== TO DO ==
Below are records with pictures in them; print them exactly, omitting the pictures.

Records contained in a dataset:

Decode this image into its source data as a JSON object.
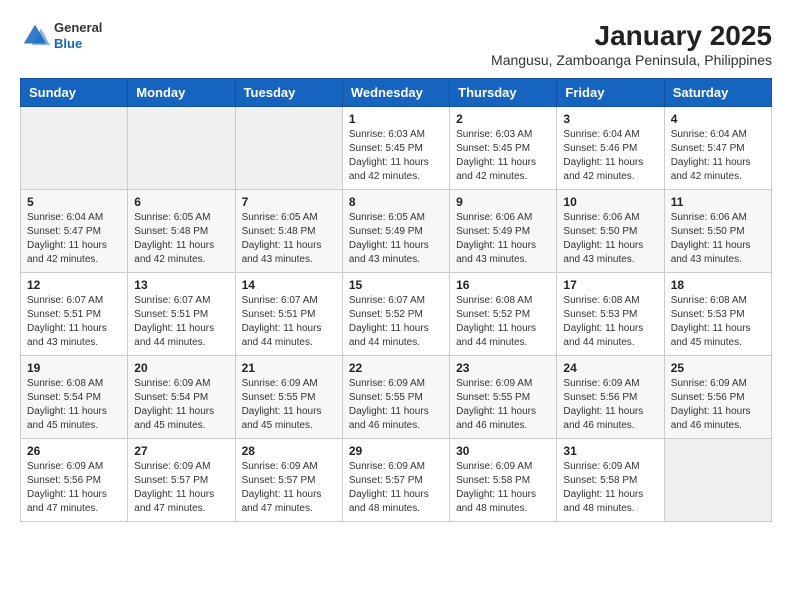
{
  "header": {
    "logo": {
      "general": "General",
      "blue": "Blue"
    },
    "title": "January 2025",
    "subtitle": "Mangusu, Zamboanga Peninsula, Philippines"
  },
  "calendar": {
    "days_of_week": [
      "Sunday",
      "Monday",
      "Tuesday",
      "Wednesday",
      "Thursday",
      "Friday",
      "Saturday"
    ],
    "weeks": [
      [
        {
          "day": "",
          "info": ""
        },
        {
          "day": "",
          "info": ""
        },
        {
          "day": "",
          "info": ""
        },
        {
          "day": "1",
          "info": "Sunrise: 6:03 AM\nSunset: 5:45 PM\nDaylight: 11 hours\nand 42 minutes."
        },
        {
          "day": "2",
          "info": "Sunrise: 6:03 AM\nSunset: 5:45 PM\nDaylight: 11 hours\nand 42 minutes."
        },
        {
          "day": "3",
          "info": "Sunrise: 6:04 AM\nSunset: 5:46 PM\nDaylight: 11 hours\nand 42 minutes."
        },
        {
          "day": "4",
          "info": "Sunrise: 6:04 AM\nSunset: 5:47 PM\nDaylight: 11 hours\nand 42 minutes."
        }
      ],
      [
        {
          "day": "5",
          "info": "Sunrise: 6:04 AM\nSunset: 5:47 PM\nDaylight: 11 hours\nand 42 minutes."
        },
        {
          "day": "6",
          "info": "Sunrise: 6:05 AM\nSunset: 5:48 PM\nDaylight: 11 hours\nand 42 minutes."
        },
        {
          "day": "7",
          "info": "Sunrise: 6:05 AM\nSunset: 5:48 PM\nDaylight: 11 hours\nand 43 minutes."
        },
        {
          "day": "8",
          "info": "Sunrise: 6:05 AM\nSunset: 5:49 PM\nDaylight: 11 hours\nand 43 minutes."
        },
        {
          "day": "9",
          "info": "Sunrise: 6:06 AM\nSunset: 5:49 PM\nDaylight: 11 hours\nand 43 minutes."
        },
        {
          "day": "10",
          "info": "Sunrise: 6:06 AM\nSunset: 5:50 PM\nDaylight: 11 hours\nand 43 minutes."
        },
        {
          "day": "11",
          "info": "Sunrise: 6:06 AM\nSunset: 5:50 PM\nDaylight: 11 hours\nand 43 minutes."
        }
      ],
      [
        {
          "day": "12",
          "info": "Sunrise: 6:07 AM\nSunset: 5:51 PM\nDaylight: 11 hours\nand 43 minutes."
        },
        {
          "day": "13",
          "info": "Sunrise: 6:07 AM\nSunset: 5:51 PM\nDaylight: 11 hours\nand 44 minutes."
        },
        {
          "day": "14",
          "info": "Sunrise: 6:07 AM\nSunset: 5:51 PM\nDaylight: 11 hours\nand 44 minutes."
        },
        {
          "day": "15",
          "info": "Sunrise: 6:07 AM\nSunset: 5:52 PM\nDaylight: 11 hours\nand 44 minutes."
        },
        {
          "day": "16",
          "info": "Sunrise: 6:08 AM\nSunset: 5:52 PM\nDaylight: 11 hours\nand 44 minutes."
        },
        {
          "day": "17",
          "info": "Sunrise: 6:08 AM\nSunset: 5:53 PM\nDaylight: 11 hours\nand 44 minutes."
        },
        {
          "day": "18",
          "info": "Sunrise: 6:08 AM\nSunset: 5:53 PM\nDaylight: 11 hours\nand 45 minutes."
        }
      ],
      [
        {
          "day": "19",
          "info": "Sunrise: 6:08 AM\nSunset: 5:54 PM\nDaylight: 11 hours\nand 45 minutes."
        },
        {
          "day": "20",
          "info": "Sunrise: 6:09 AM\nSunset: 5:54 PM\nDaylight: 11 hours\nand 45 minutes."
        },
        {
          "day": "21",
          "info": "Sunrise: 6:09 AM\nSunset: 5:55 PM\nDaylight: 11 hours\nand 45 minutes."
        },
        {
          "day": "22",
          "info": "Sunrise: 6:09 AM\nSunset: 5:55 PM\nDaylight: 11 hours\nand 46 minutes."
        },
        {
          "day": "23",
          "info": "Sunrise: 6:09 AM\nSunset: 5:55 PM\nDaylight: 11 hours\nand 46 minutes."
        },
        {
          "day": "24",
          "info": "Sunrise: 6:09 AM\nSunset: 5:56 PM\nDaylight: 11 hours\nand 46 minutes."
        },
        {
          "day": "25",
          "info": "Sunrise: 6:09 AM\nSunset: 5:56 PM\nDaylight: 11 hours\nand 46 minutes."
        }
      ],
      [
        {
          "day": "26",
          "info": "Sunrise: 6:09 AM\nSunset: 5:56 PM\nDaylight: 11 hours\nand 47 minutes."
        },
        {
          "day": "27",
          "info": "Sunrise: 6:09 AM\nSunset: 5:57 PM\nDaylight: 11 hours\nand 47 minutes."
        },
        {
          "day": "28",
          "info": "Sunrise: 6:09 AM\nSunset: 5:57 PM\nDaylight: 11 hours\nand 47 minutes."
        },
        {
          "day": "29",
          "info": "Sunrise: 6:09 AM\nSunset: 5:57 PM\nDaylight: 11 hours\nand 48 minutes."
        },
        {
          "day": "30",
          "info": "Sunrise: 6:09 AM\nSunset: 5:58 PM\nDaylight: 11 hours\nand 48 minutes."
        },
        {
          "day": "31",
          "info": "Sunrise: 6:09 AM\nSunset: 5:58 PM\nDaylight: 11 hours\nand 48 minutes."
        },
        {
          "day": "",
          "info": ""
        }
      ]
    ]
  }
}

== SOLUTION ==
Decode this image into its source data as a JSON object.
{
  "header": {
    "logo": {
      "general": "General",
      "blue": "Blue"
    },
    "title": "January 2025",
    "subtitle": "Mangusu, Zamboanga Peninsula, Philippines"
  },
  "calendar": {
    "days_of_week": [
      "Sunday",
      "Monday",
      "Tuesday",
      "Wednesday",
      "Thursday",
      "Friday",
      "Saturday"
    ],
    "weeks": [
      [
        {
          "day": "",
          "info": ""
        },
        {
          "day": "",
          "info": ""
        },
        {
          "day": "",
          "info": ""
        },
        {
          "day": "1",
          "info": "Sunrise: 6:03 AM\nSunset: 5:45 PM\nDaylight: 11 hours\nand 42 minutes."
        },
        {
          "day": "2",
          "info": "Sunrise: 6:03 AM\nSunset: 5:45 PM\nDaylight: 11 hours\nand 42 minutes."
        },
        {
          "day": "3",
          "info": "Sunrise: 6:04 AM\nSunset: 5:46 PM\nDaylight: 11 hours\nand 42 minutes."
        },
        {
          "day": "4",
          "info": "Sunrise: 6:04 AM\nSunset: 5:47 PM\nDaylight: 11 hours\nand 42 minutes."
        }
      ],
      [
        {
          "day": "5",
          "info": "Sunrise: 6:04 AM\nSunset: 5:47 PM\nDaylight: 11 hours\nand 42 minutes."
        },
        {
          "day": "6",
          "info": "Sunrise: 6:05 AM\nSunset: 5:48 PM\nDaylight: 11 hours\nand 42 minutes."
        },
        {
          "day": "7",
          "info": "Sunrise: 6:05 AM\nSunset: 5:48 PM\nDaylight: 11 hours\nand 43 minutes."
        },
        {
          "day": "8",
          "info": "Sunrise: 6:05 AM\nSunset: 5:49 PM\nDaylight: 11 hours\nand 43 minutes."
        },
        {
          "day": "9",
          "info": "Sunrise: 6:06 AM\nSunset: 5:49 PM\nDaylight: 11 hours\nand 43 minutes."
        },
        {
          "day": "10",
          "info": "Sunrise: 6:06 AM\nSunset: 5:50 PM\nDaylight: 11 hours\nand 43 minutes."
        },
        {
          "day": "11",
          "info": "Sunrise: 6:06 AM\nSunset: 5:50 PM\nDaylight: 11 hours\nand 43 minutes."
        }
      ],
      [
        {
          "day": "12",
          "info": "Sunrise: 6:07 AM\nSunset: 5:51 PM\nDaylight: 11 hours\nand 43 minutes."
        },
        {
          "day": "13",
          "info": "Sunrise: 6:07 AM\nSunset: 5:51 PM\nDaylight: 11 hours\nand 44 minutes."
        },
        {
          "day": "14",
          "info": "Sunrise: 6:07 AM\nSunset: 5:51 PM\nDaylight: 11 hours\nand 44 minutes."
        },
        {
          "day": "15",
          "info": "Sunrise: 6:07 AM\nSunset: 5:52 PM\nDaylight: 11 hours\nand 44 minutes."
        },
        {
          "day": "16",
          "info": "Sunrise: 6:08 AM\nSunset: 5:52 PM\nDaylight: 11 hours\nand 44 minutes."
        },
        {
          "day": "17",
          "info": "Sunrise: 6:08 AM\nSunset: 5:53 PM\nDaylight: 11 hours\nand 44 minutes."
        },
        {
          "day": "18",
          "info": "Sunrise: 6:08 AM\nSunset: 5:53 PM\nDaylight: 11 hours\nand 45 minutes."
        }
      ],
      [
        {
          "day": "19",
          "info": "Sunrise: 6:08 AM\nSunset: 5:54 PM\nDaylight: 11 hours\nand 45 minutes."
        },
        {
          "day": "20",
          "info": "Sunrise: 6:09 AM\nSunset: 5:54 PM\nDaylight: 11 hours\nand 45 minutes."
        },
        {
          "day": "21",
          "info": "Sunrise: 6:09 AM\nSunset: 5:55 PM\nDaylight: 11 hours\nand 45 minutes."
        },
        {
          "day": "22",
          "info": "Sunrise: 6:09 AM\nSunset: 5:55 PM\nDaylight: 11 hours\nand 46 minutes."
        },
        {
          "day": "23",
          "info": "Sunrise: 6:09 AM\nSunset: 5:55 PM\nDaylight: 11 hours\nand 46 minutes."
        },
        {
          "day": "24",
          "info": "Sunrise: 6:09 AM\nSunset: 5:56 PM\nDaylight: 11 hours\nand 46 minutes."
        },
        {
          "day": "25",
          "info": "Sunrise: 6:09 AM\nSunset: 5:56 PM\nDaylight: 11 hours\nand 46 minutes."
        }
      ],
      [
        {
          "day": "26",
          "info": "Sunrise: 6:09 AM\nSunset: 5:56 PM\nDaylight: 11 hours\nand 47 minutes."
        },
        {
          "day": "27",
          "info": "Sunrise: 6:09 AM\nSunset: 5:57 PM\nDaylight: 11 hours\nand 47 minutes."
        },
        {
          "day": "28",
          "info": "Sunrise: 6:09 AM\nSunset: 5:57 PM\nDaylight: 11 hours\nand 47 minutes."
        },
        {
          "day": "29",
          "info": "Sunrise: 6:09 AM\nSunset: 5:57 PM\nDaylight: 11 hours\nand 48 minutes."
        },
        {
          "day": "30",
          "info": "Sunrise: 6:09 AM\nSunset: 5:58 PM\nDaylight: 11 hours\nand 48 minutes."
        },
        {
          "day": "31",
          "info": "Sunrise: 6:09 AM\nSunset: 5:58 PM\nDaylight: 11 hours\nand 48 minutes."
        },
        {
          "day": "",
          "info": ""
        }
      ]
    ]
  }
}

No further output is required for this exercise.